* Task brief: Reproduce exactly the lines from the one that holds "Extract the structured" through the last line of the entries, both ends included, but not the pictures.

(Records drawn from a dataset)

********************

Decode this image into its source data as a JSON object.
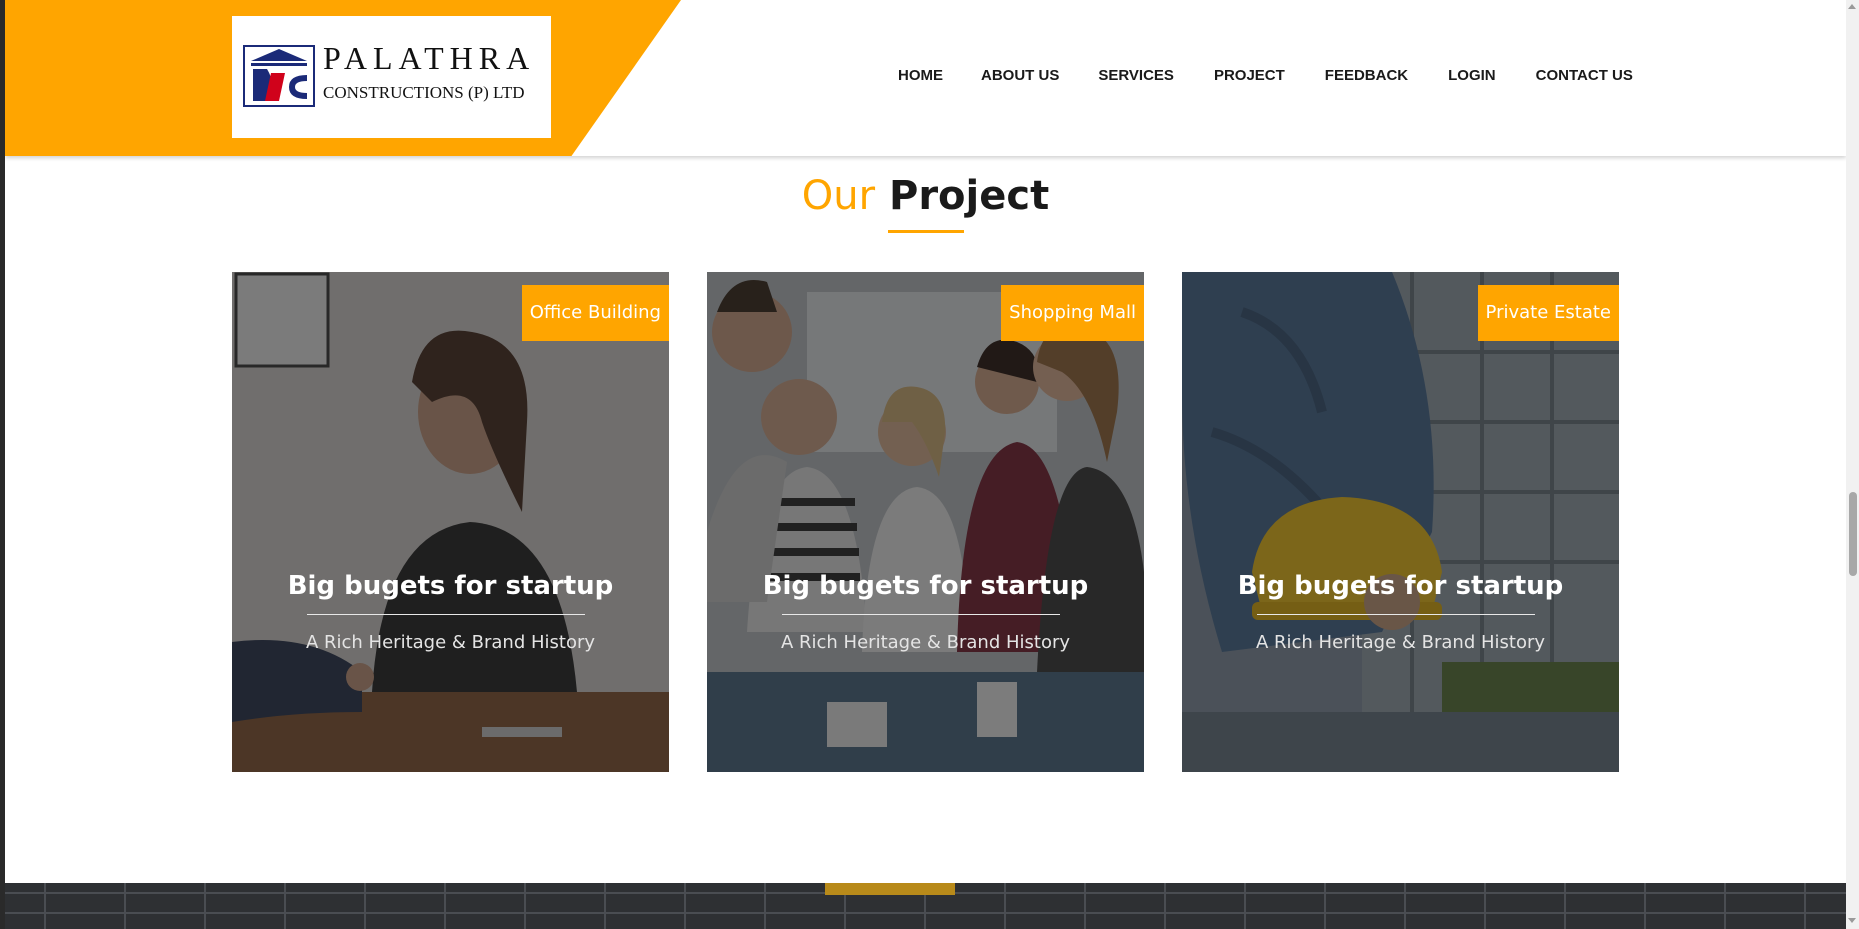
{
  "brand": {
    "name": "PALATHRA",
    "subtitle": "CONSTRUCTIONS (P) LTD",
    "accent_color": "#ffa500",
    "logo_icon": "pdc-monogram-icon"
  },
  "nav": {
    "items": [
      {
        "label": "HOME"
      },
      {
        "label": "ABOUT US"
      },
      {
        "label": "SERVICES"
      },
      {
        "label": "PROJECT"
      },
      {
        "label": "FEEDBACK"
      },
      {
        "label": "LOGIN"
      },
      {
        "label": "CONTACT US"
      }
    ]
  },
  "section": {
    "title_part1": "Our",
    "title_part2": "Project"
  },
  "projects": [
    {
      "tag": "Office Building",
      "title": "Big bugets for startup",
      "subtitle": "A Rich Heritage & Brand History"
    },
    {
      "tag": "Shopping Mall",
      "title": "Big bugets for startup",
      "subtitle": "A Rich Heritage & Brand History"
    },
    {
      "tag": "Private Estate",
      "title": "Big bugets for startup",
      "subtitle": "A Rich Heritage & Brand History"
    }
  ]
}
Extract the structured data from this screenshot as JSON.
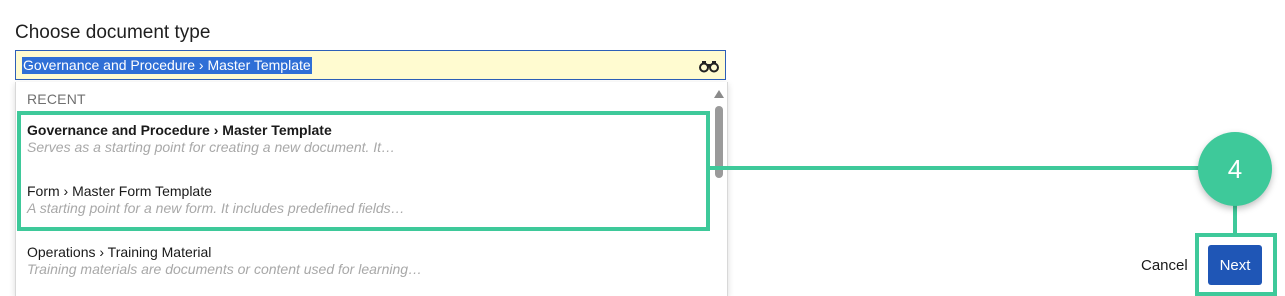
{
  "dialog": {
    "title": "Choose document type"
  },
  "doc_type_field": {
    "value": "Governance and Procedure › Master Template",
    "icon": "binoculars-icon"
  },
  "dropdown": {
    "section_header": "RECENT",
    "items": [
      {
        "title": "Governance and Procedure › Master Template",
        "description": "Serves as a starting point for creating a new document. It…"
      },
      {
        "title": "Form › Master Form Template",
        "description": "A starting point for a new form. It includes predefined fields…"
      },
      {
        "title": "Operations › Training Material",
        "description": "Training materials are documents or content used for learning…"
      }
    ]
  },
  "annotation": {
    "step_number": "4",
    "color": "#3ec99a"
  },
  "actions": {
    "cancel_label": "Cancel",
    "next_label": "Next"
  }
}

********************

* Response for this exercise:
Extract the structured data from this screenshot as JSON.
{
  "dialog": {
    "title": "Choose document type"
  },
  "doc_type_field": {
    "value": "Governance and Procedure › Master Template",
    "icon": "binoculars-icon"
  },
  "dropdown": {
    "section_header": "RECENT",
    "items": [
      {
        "title": "Governance and Procedure › Master Template",
        "description": "Serves as a starting point for creating a new document. It…"
      },
      {
        "title": "Form › Master Form Template",
        "description": "A starting point for a new form. It includes predefined fields…"
      },
      {
        "title": "Operations › Training Material",
        "description": "Training materials are documents or content used for learning…"
      }
    ]
  },
  "annotation": {
    "step_number": "4",
    "color": "#3ec99a"
  },
  "actions": {
    "cancel_label": "Cancel",
    "next_label": "Next"
  }
}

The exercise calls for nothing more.